Source material>

• • • • • • •

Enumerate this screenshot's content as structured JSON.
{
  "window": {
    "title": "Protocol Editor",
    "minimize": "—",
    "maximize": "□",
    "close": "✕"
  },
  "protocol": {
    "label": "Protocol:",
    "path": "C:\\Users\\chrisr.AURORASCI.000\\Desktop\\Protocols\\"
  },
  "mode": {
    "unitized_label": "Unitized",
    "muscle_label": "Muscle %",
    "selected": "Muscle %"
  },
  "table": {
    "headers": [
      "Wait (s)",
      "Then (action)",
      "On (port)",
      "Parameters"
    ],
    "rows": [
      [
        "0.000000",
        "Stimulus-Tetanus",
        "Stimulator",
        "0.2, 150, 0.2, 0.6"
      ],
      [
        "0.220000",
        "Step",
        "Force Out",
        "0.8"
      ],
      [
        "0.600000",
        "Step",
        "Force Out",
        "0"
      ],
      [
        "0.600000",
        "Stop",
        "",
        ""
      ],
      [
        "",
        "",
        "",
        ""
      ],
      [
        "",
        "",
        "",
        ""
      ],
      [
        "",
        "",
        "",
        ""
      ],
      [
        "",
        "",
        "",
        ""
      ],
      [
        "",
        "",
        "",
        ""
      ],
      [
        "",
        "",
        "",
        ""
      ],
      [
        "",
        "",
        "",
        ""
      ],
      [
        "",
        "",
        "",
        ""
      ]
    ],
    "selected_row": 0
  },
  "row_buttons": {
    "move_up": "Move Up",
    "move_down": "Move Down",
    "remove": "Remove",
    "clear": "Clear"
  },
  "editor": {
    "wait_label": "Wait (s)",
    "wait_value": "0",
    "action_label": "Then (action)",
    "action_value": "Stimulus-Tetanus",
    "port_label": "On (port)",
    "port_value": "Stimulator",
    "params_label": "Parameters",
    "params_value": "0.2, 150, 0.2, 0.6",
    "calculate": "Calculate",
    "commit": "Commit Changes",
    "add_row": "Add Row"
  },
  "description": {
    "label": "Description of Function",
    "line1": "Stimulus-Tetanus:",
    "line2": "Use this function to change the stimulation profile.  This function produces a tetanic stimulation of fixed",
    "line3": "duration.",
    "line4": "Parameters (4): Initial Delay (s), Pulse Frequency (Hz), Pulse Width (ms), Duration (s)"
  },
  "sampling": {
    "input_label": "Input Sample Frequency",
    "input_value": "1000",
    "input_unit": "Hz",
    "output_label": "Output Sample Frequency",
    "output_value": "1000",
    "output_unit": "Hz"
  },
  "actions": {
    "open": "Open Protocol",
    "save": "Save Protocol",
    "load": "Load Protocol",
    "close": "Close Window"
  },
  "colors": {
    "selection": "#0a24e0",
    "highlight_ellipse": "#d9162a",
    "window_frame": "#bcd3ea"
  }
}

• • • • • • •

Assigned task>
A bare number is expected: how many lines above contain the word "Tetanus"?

Response to the exercise>
3